Check every line of the entries below for the word "Email". Then give the number of lines that have it, with nothing added.

# # # #

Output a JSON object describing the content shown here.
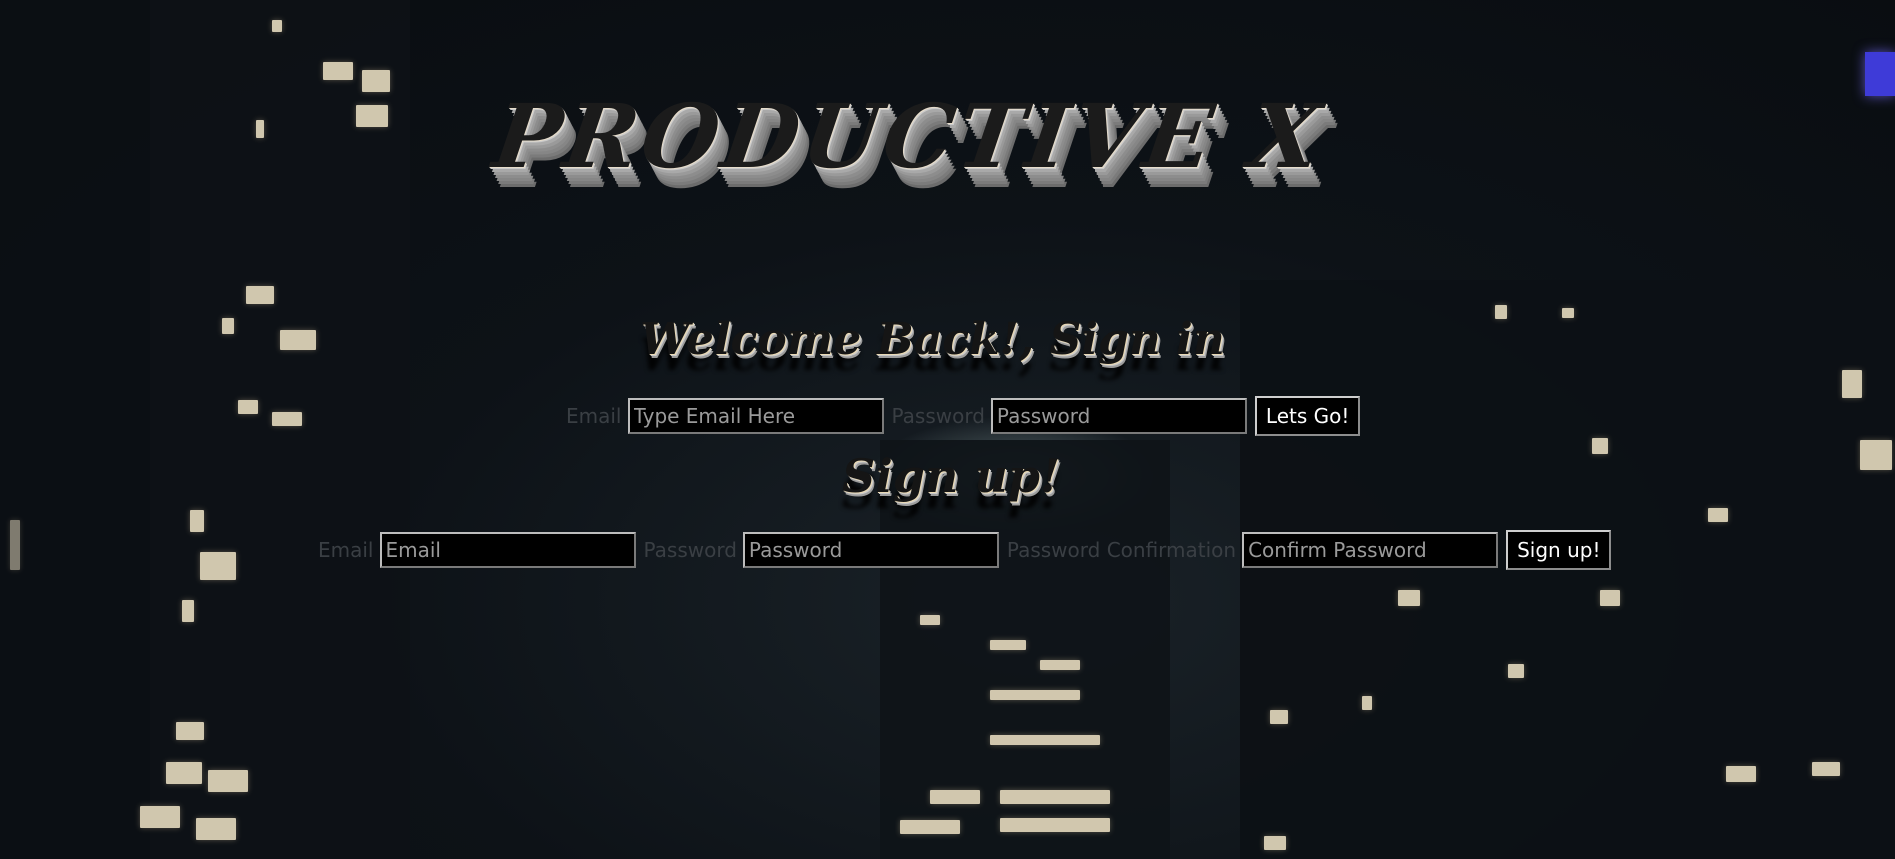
{
  "app": {
    "logo_text": "PRODUCTIVE X"
  },
  "signin": {
    "heading": "Welcome Back!, Sign in",
    "email_label": "Email",
    "email_placeholder": "Type Email Here",
    "password_label": "Password",
    "password_placeholder": "Password",
    "submit_label": "Lets Go!"
  },
  "signup": {
    "heading": "Sign up!",
    "email_label": "Email",
    "email_placeholder": "Email",
    "password_label": "Password",
    "password_placeholder": "Password",
    "confirm_label": "Password Confirmation",
    "confirm_placeholder": "Confirm Password",
    "submit_label": "Sign up!"
  },
  "colors": {
    "background": "#0b0f13",
    "field_background": "#000000",
    "label_text": "#3a3f44",
    "city_light": "#f3e7c9",
    "blue_sign": "#3e3bd8"
  }
}
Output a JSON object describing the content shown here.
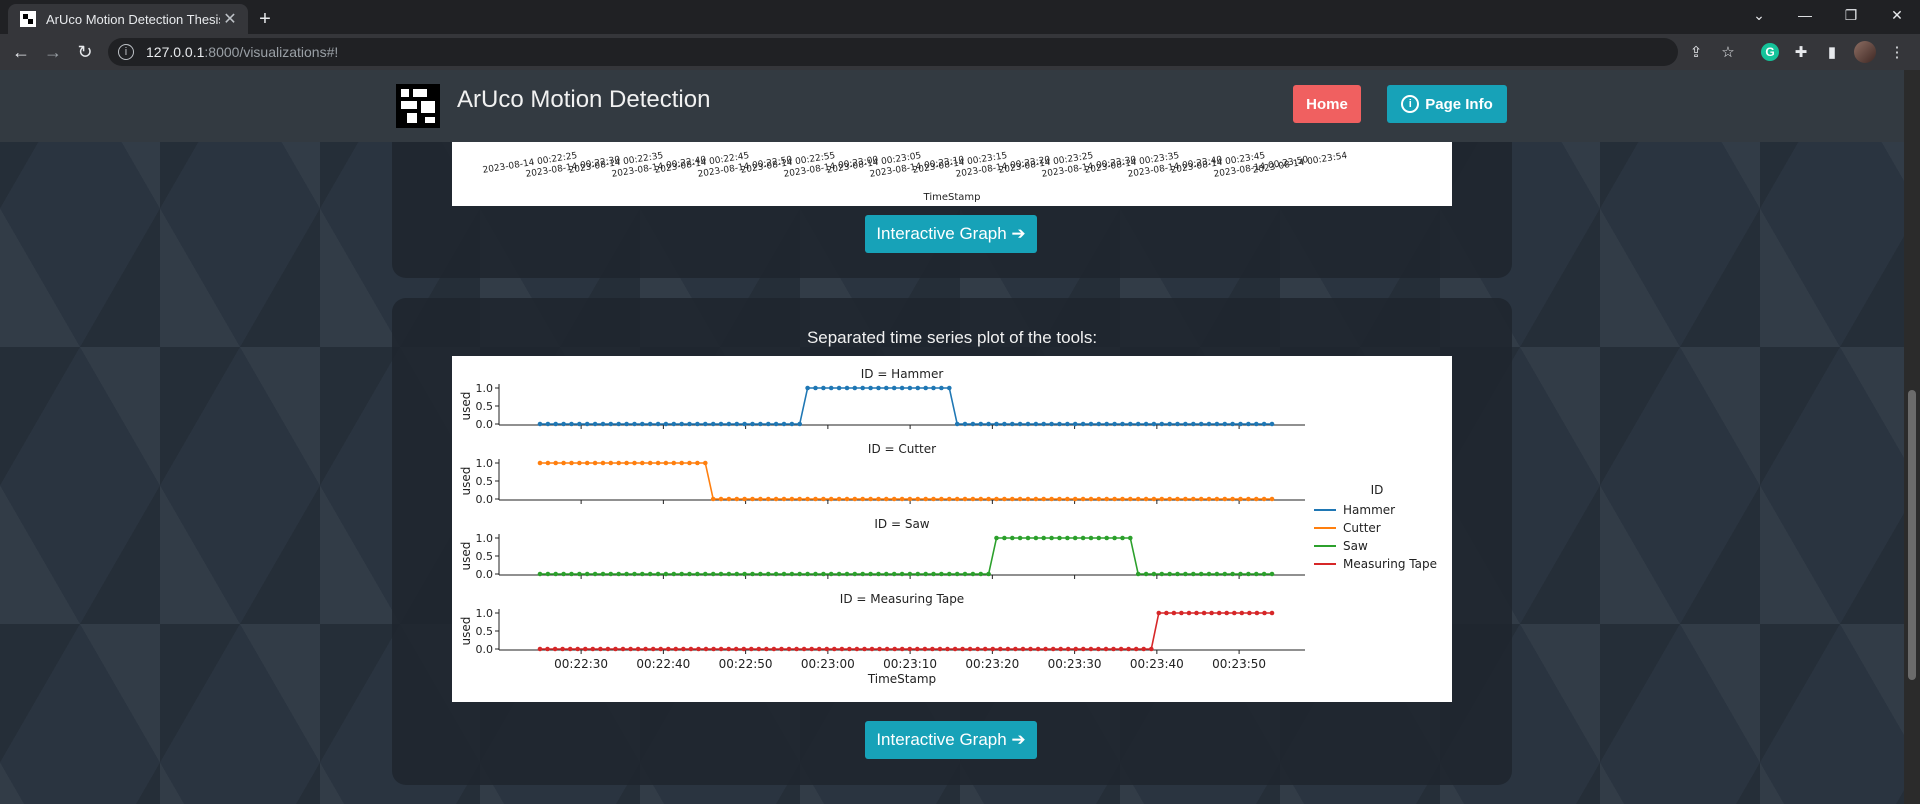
{
  "browser": {
    "tab_title": "ArUco Motion Detection Thesis",
    "url_host": "127.0.0.1",
    "url_path": ":8000/visualizations#!"
  },
  "navbar": {
    "brand": "ArUco Motion Detection",
    "home_label": "Home",
    "page_info_label": "Page Info"
  },
  "top_plot": {
    "x_label": "TimeStamp",
    "tick_labels": [
      "2023-08-14 00:22:25",
      "2023-08-14 00:22:30",
      "2023-08-14 00:22:35",
      "2023-08-14 00:22:40",
      "2023-08-14 00:22:45",
      "2023-08-14 00:22:50",
      "2023-08-14 00:22:55",
      "2023-08-14 00:23:00",
      "2023-08-14 00:23:05",
      "2023-08-14 00:23:10",
      "2023-08-14 00:23:15",
      "2023-08-14 00:23:20",
      "2023-08-14 00:23:25",
      "2023-08-14 00:23:30",
      "2023-08-14 00:23:35",
      "2023-08-14 00:23:40",
      "2023-08-14 00:23:45",
      "2023-08-14 00:23:50",
      "2023-08-14 00:23:54"
    ]
  },
  "section2": {
    "caption": "Separated time series plot of the tools:"
  },
  "buttons": {
    "interactive_graph": "Interactive Graph ➔"
  },
  "chart_data": {
    "type": "line",
    "xlabel": "TimeStamp",
    "ylabel": "used",
    "x_start": "00:22:25",
    "x_end": "00:23:54",
    "x_ticks": [
      "00:22:30",
      "00:22:40",
      "00:22:50",
      "00:23:00",
      "00:23:10",
      "00:23:20",
      "00:23:30",
      "00:23:40",
      "00:23:50"
    ],
    "y_ticks": [
      "0.0",
      "0.5",
      "1.0"
    ],
    "ylim": [
      0,
      1
    ],
    "legend_title": "ID",
    "legend_position": "right",
    "series": [
      {
        "name": "Hammer",
        "panel_title": "ID = Hammer",
        "color": "#1f77b4",
        "values": [
          0,
          0,
          0,
          0,
          0,
          0,
          0,
          0,
          0,
          0,
          0,
          0,
          0,
          0,
          0,
          0,
          0,
          0,
          0,
          0,
          0,
          0,
          0,
          0,
          0,
          0,
          0,
          0,
          0,
          0,
          0,
          0,
          0,
          0,
          1,
          1,
          1,
          1,
          1,
          1,
          1,
          1,
          1,
          1,
          1,
          1,
          1,
          1,
          1,
          1,
          1,
          1,
          1,
          0,
          0,
          0,
          0,
          0,
          0,
          0,
          0,
          0,
          0,
          0,
          0,
          0,
          0,
          0,
          0,
          0,
          0,
          0,
          0,
          0,
          0,
          0,
          0,
          0,
          0,
          0,
          0,
          0,
          0,
          0,
          0,
          0,
          0,
          0,
          0,
          0,
          0,
          0,
          0,
          0
        ]
      },
      {
        "name": "Cutter",
        "panel_title": "ID = Cutter",
        "color": "#ff7f0e",
        "values": [
          1,
          1,
          1,
          1,
          1,
          1,
          1,
          1,
          1,
          1,
          1,
          1,
          1,
          1,
          1,
          1,
          1,
          1,
          1,
          1,
          1,
          1,
          0,
          0,
          0,
          0,
          0,
          0,
          0,
          0,
          0,
          0,
          0,
          0,
          0,
          0,
          0,
          0,
          0,
          0,
          0,
          0,
          0,
          0,
          0,
          0,
          0,
          0,
          0,
          0,
          0,
          0,
          0,
          0,
          0,
          0,
          0,
          0,
          0,
          0,
          0,
          0,
          0,
          0,
          0,
          0,
          0,
          0,
          0,
          0,
          0,
          0,
          0,
          0,
          0,
          0,
          0,
          0,
          0,
          0,
          0,
          0,
          0,
          0,
          0,
          0,
          0,
          0,
          0,
          0,
          0,
          0,
          0,
          0
        ]
      },
      {
        "name": "Saw",
        "panel_title": "ID = Saw",
        "color": "#2ca02c",
        "values": [
          0,
          0,
          0,
          0,
          0,
          0,
          0,
          0,
          0,
          0,
          0,
          0,
          0,
          0,
          0,
          0,
          0,
          0,
          0,
          0,
          0,
          0,
          0,
          0,
          0,
          0,
          0,
          0,
          0,
          0,
          0,
          0,
          0,
          0,
          0,
          0,
          0,
          0,
          0,
          0,
          0,
          0,
          0,
          0,
          0,
          0,
          0,
          0,
          0,
          0,
          0,
          0,
          0,
          0,
          0,
          0,
          0,
          0,
          1,
          1,
          1,
          1,
          1,
          1,
          1,
          1,
          1,
          1,
          1,
          1,
          1,
          1,
          1,
          1,
          1,
          1,
          0,
          0,
          0,
          0,
          0,
          0,
          0,
          0,
          0,
          0,
          0,
          0,
          0,
          0,
          0,
          0,
          0,
          0
        ]
      },
      {
        "name": "Measuring Tape",
        "panel_title": "ID = Measuring Tape",
        "color": "#d62728",
        "values": [
          0,
          0,
          0,
          0,
          0,
          0,
          0,
          0,
          0,
          0,
          0,
          0,
          0,
          0,
          0,
          0,
          0,
          0,
          0,
          0,
          0,
          0,
          0,
          0,
          0,
          0,
          0,
          0,
          0,
          0,
          0,
          0,
          0,
          0,
          0,
          0,
          0,
          0,
          0,
          0,
          0,
          0,
          0,
          0,
          0,
          0,
          0,
          0,
          0,
          0,
          0,
          0,
          0,
          0,
          0,
          0,
          0,
          0,
          0,
          0,
          0,
          0,
          0,
          0,
          0,
          0,
          0,
          0,
          0,
          0,
          0,
          0,
          0,
          0,
          0,
          0,
          0,
          0,
          0,
          0,
          0,
          0,
          1,
          1,
          1,
          1,
          1,
          1,
          1,
          1,
          1,
          1,
          1,
          1,
          1,
          1,
          1,
          1
        ]
      }
    ]
  }
}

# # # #

--- Output below ---
4